Kingsman: The Golden Circle doubles down on the crass humour that the first thought was subversive, all the while indulging in the worst traits of Bond films and predecessor The Secret Service alike – only this time, it’s boring.

Yet again the Kingsmen are reduced to a small group of heroes following a big attack, which eventually leads to their American counterparts, the Statesmen, a group of Stetson-wearing secret agents. With the introduction of the Statesmen, are flashes of the goofiness that made the first Kingsman enjoyable, but as with everything else in this film, any charm wears off quick. The boring plot might be close to redemption were the action scenes not as dull and repetitive as they are. Tricks that provided brief moments of fun in the first are repeated to diminishing, disorientating returns as the camera manically whirls around each fight scene.

The Statesmen are pretty indistinctive when you take away the cowboy hats; what looks to be very welcome fresh blood to the series ultimately doesn’t amount to much other than a quick parade of familiar faces.

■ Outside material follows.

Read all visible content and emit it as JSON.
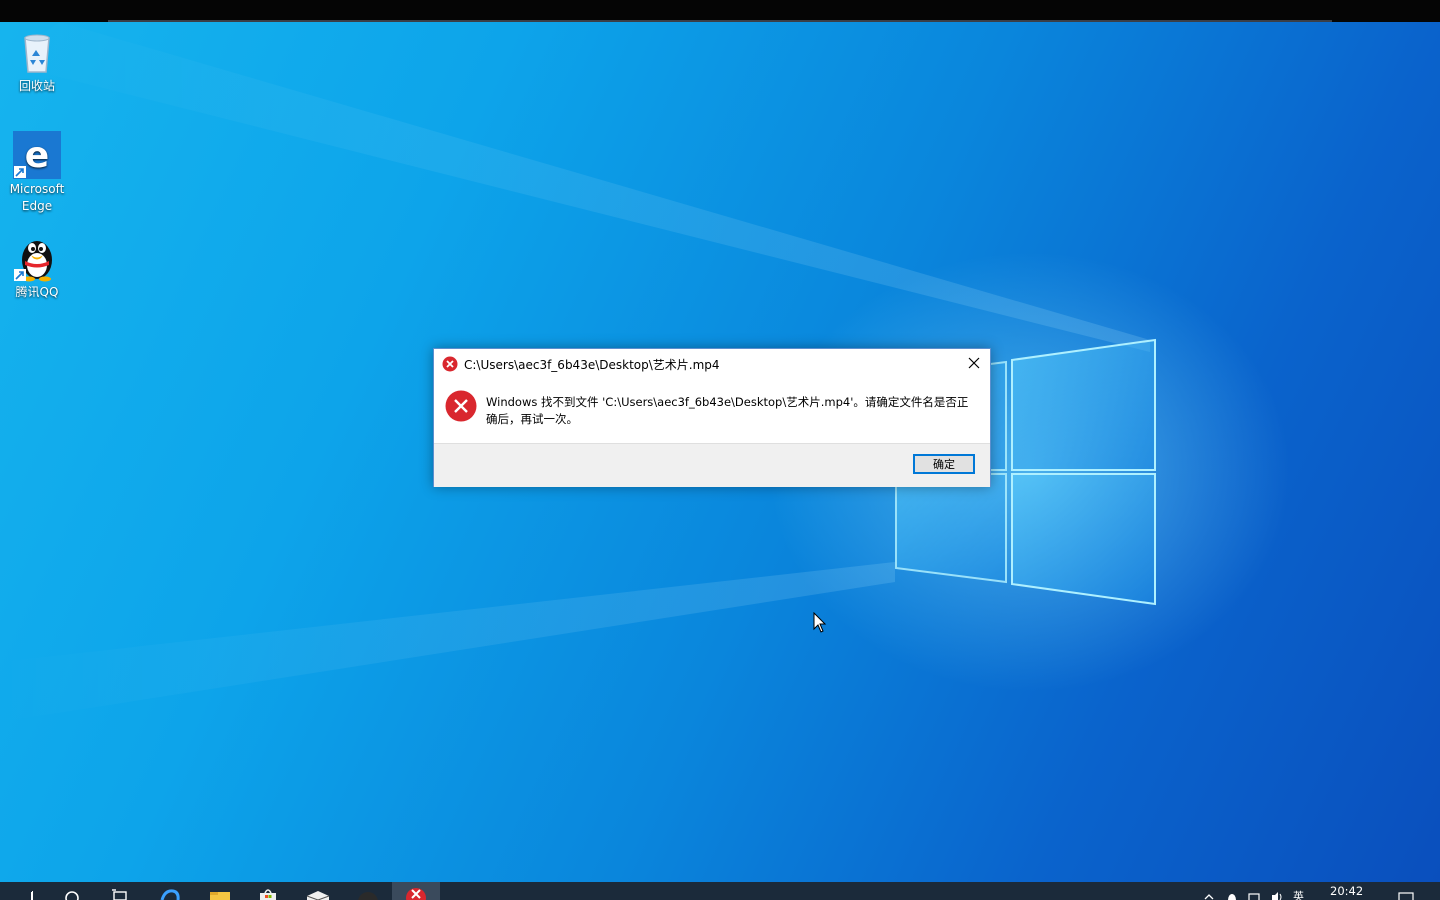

None of them appear for very long, outside of Pedro Pascal’s Agent Whiskey, not much of the Statesmen really make much of an impact. Halle Berry and Julianne Moore are given nothing to do but sit behind screens or stand behind counters – the rest of the film’s women are left to be sex objects, or die. Or both, really.

The Golden Circle redeploys basically every trick it can recall from the first instalment, all but begging you to like it again – a semi-ironic pop song cue here, a camera locked onto a swinging fist there. Throw in some tone-deaf one-liners and gags, rinse and repeat until the film somehow manipulates time itself, turning a bloated two hours plus into an eternity.



CAST: Taron Egerton, Colin Firth, Mark Strong, Channing Tatum, Halle Berry, Pedro Pascal, Julianne Moore, Jeff Bridges

DIRECTOR: Matthew Vaughn

WRITERS: Jane Goldman, Matthew Vaughn

SYNOPSIS: The ‘Kingsmen’ join their US counterparts, the ‘Statesmen’, to save the world from an international drugs kingpin.